Harrowgate Project From Shift Capital Showcases Versatility Of C-PACE Financing
A new development and its use of a new financing tool have the potential to be a template for introducing more environmentally sustainable elements to nearly all forms of commercial real estate.
Shift Capital last year announced the beginning of its J-centrel project in the Harrowgate neighborhood, on the opposite side of Kensington from Fishtown. Like all of Shift’s projects to date, J-centrel is the redevelopment of a historic but rundown factory building into a mixed-use project with multiple features designed to proactively benefit local residents.
Shift realized upon gaining access to the building to begin work that it would require more time and money than initially estimated, Shift Vice President of Development Maria Sourbeer said at Bisnow’s Philadelphia C-PACE: How To Close A Deal webinar on Thursday. Meanwhile, Philadelphia City Council had recently passed legislation allowing the use of C-PACE, or commercial property-assessed clean energy, financing. Sourbeer sensed an opportunity.
“Coming from a nonprofit background, I’m used to having my ear to the ground for different financing [opportunities],” Sourbeer said.
C-PACE, the commercial-specific form of the more general PACE program, is a funding idea generated at the national level that requires statewide legislation to enact and local governments to execute. C-PACE passed Pennsylvania’s Legislature in 2018 and Philadelphia City Council last year, and J-centrel is the first project in the city to take advantage of it.
C-PACE loans are available to banks and other private lenders, which would pay all of the hard and soft costs associated with improving a commercial building’s environmental sustainability. The borrower pays back the cost through an additional assessment similar to what determines a property tax, which is passed back to the lender. The sum that a project can be loaned through C-PACE is determined by an auditor hired by the borrower, which panelists agreed is a relatively painless process.
“We worked hard with our general contractor to see what would qualify in the energy audit, and we worked through that before we even brought in the auditor,” Sourbeer said. “So when we hired the auditor, we were able to hand them our analysis.”
The term of a C-PACE loan is as long as the improvements remain in place and operational for up to 30 years, in accordance with Philadelphia’s iteration of the program.
Twain Financial Partners had already purchased historic preservation tax credits to help finance J-centrel and agreed to add C-PACE to its agreement with Shift. Since the assessment portion of C-PACE loans occupy the same part of the capital stack as property taxes and do not accelerate in the case of non-payment, senior lender Fulton Financial was comfortable including the new loan despite its technical position in front of the senior mortgage lender in the capital stack, Twain Business Development Officer Paul Thompson said. Functionally, C-PACE repayments occupy a similar place to a mezzanine loan in the repayment order.
“[J-centrel had] some cost overruns, understandably so because it’s an adaptive project,” Thompson said. “So how do you cover that gap while still keeping your senior lender happy?

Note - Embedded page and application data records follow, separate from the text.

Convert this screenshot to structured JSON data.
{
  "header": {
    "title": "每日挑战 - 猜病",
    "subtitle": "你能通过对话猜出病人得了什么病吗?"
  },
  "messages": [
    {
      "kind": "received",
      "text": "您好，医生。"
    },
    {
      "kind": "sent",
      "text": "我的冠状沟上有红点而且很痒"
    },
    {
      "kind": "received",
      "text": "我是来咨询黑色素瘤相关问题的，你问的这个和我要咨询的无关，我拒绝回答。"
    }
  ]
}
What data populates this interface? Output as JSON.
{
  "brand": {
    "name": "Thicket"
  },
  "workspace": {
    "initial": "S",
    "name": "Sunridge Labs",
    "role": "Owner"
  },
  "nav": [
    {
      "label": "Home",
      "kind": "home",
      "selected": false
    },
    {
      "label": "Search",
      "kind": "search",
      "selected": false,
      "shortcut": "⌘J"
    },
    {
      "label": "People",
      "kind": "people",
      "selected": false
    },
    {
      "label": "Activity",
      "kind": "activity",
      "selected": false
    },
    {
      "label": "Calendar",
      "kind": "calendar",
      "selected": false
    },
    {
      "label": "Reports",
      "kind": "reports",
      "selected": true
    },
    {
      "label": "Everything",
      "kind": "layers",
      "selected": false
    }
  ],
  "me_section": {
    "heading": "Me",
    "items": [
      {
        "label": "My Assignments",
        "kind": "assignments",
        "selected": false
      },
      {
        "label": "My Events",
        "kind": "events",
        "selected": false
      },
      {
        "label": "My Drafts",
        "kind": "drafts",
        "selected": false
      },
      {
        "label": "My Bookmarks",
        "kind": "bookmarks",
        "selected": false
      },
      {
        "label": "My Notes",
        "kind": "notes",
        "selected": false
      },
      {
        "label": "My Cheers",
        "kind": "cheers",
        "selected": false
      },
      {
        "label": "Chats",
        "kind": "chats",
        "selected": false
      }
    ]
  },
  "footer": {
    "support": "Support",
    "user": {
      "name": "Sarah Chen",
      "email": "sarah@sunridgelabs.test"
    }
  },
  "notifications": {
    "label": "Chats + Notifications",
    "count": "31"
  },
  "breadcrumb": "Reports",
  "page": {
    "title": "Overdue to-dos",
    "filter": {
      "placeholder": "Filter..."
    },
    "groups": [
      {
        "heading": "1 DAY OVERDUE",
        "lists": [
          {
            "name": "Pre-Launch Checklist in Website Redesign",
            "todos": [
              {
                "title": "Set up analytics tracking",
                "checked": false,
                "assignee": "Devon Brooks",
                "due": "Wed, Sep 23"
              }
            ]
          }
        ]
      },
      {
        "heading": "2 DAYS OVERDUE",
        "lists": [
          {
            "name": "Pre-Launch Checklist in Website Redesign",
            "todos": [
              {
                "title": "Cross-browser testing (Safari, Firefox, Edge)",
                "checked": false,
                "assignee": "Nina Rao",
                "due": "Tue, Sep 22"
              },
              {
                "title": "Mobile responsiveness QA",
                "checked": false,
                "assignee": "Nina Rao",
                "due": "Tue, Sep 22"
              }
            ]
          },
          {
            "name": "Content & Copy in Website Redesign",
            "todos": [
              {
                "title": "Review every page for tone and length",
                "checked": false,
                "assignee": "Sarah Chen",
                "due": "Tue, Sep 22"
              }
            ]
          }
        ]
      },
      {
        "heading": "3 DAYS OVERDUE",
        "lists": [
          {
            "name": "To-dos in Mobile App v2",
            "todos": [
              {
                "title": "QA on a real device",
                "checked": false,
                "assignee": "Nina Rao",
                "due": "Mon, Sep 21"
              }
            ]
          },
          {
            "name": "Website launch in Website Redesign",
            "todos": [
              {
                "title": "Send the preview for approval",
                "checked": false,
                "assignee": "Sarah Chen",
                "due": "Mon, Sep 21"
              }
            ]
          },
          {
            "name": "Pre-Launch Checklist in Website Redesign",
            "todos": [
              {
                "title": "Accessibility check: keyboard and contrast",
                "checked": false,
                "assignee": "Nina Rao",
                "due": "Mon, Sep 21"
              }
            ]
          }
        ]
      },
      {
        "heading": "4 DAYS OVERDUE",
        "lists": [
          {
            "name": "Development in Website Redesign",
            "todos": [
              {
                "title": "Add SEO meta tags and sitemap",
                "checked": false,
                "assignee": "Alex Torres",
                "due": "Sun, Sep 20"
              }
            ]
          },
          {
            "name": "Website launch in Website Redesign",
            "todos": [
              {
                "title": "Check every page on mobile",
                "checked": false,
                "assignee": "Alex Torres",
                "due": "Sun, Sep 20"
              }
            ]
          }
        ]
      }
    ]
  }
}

C-PACE makes a lot of sense in that situation because it’s used in qualifying costs that help improve the efficiency of the building.”
J-centrel is the redevelopment of a two-warehouse complex with connecting walkways on J Street, a block away from the Tioga station on the Market-Frankford Line. Three floors of apartments totaling 116 units will sit atop 30K SF of ground-floor commercial space, including retail and a local business accelerator. Two of the apartments will be reserved for those making 40% of the area median income, and 31 will be priced for 70% AMI.
The residential portion doesn’t qualify for C-PACE under Pennsylvania’s version of the program, which meant Shift was forced to split J-centrel into a commercial condo and a residential one. The Philadelphia Energy Authority, the local agency administering the program, is lobbying the state government to add multifamily to the list of qualified projects, PEA Program Manager Lisa Shulock said.
Shift pursued C-PACE financing to shore up a capital shortfall when costs on J-centrel went up, but a building owner can apply at any phase of a project’s life, from design to two years after completion of construction. Even a long-completed building renovating any qualifying building systems can qualify within two years of the process.
Fulton’s traditional senior loan to Shift for J-centrel was for $14.5M, and Twain purchased $2.5M in historic preservation tax credits. By incorporating the $1.5M C-PACE loan into the operating expenses portion of its balance sheet, Shift was able to take on the loan with a 25-year repayment period and not stress its loan-to-value ratio, Fulton Vice President of Commercial Community Development Jeanne Fields said.
“It’s an easy way to bring some additional capital into the project,” Fields said. “We knew the project that needed to be completed, and we were happy that it was able to cover the cost of completion without requiring more money from us.”
Because repayment is based on a tax assessment rather than something more prone to fluctuation, the funds are held in escrow, which takes away from the building’s cash flow, Fields mentioned as a caution to prospective users of the program. Otherwise, C-PACE provided a means to avoid the type of pitfalls common with social impact-focused projects that operate with thin margins.
C-PACE is structured similarly to tax increment financing packages, only with the beneficiary of repayment being a private lender rather than the state or local tax rolls, Thompson said. He believes the familiarity much of the development community has with TIF will help accelerate the adoption of this program.
“[It’s] a TIF structure with a fancy new name, but it will quickly become ubiquitous, not just in Philadelphia but across the country,” Thompson said.
CORRECTION, NOV. 5, 3:45 P.M.: A previous version of this article misstated C-PACE loans' place in the capital stack. This article has been updated.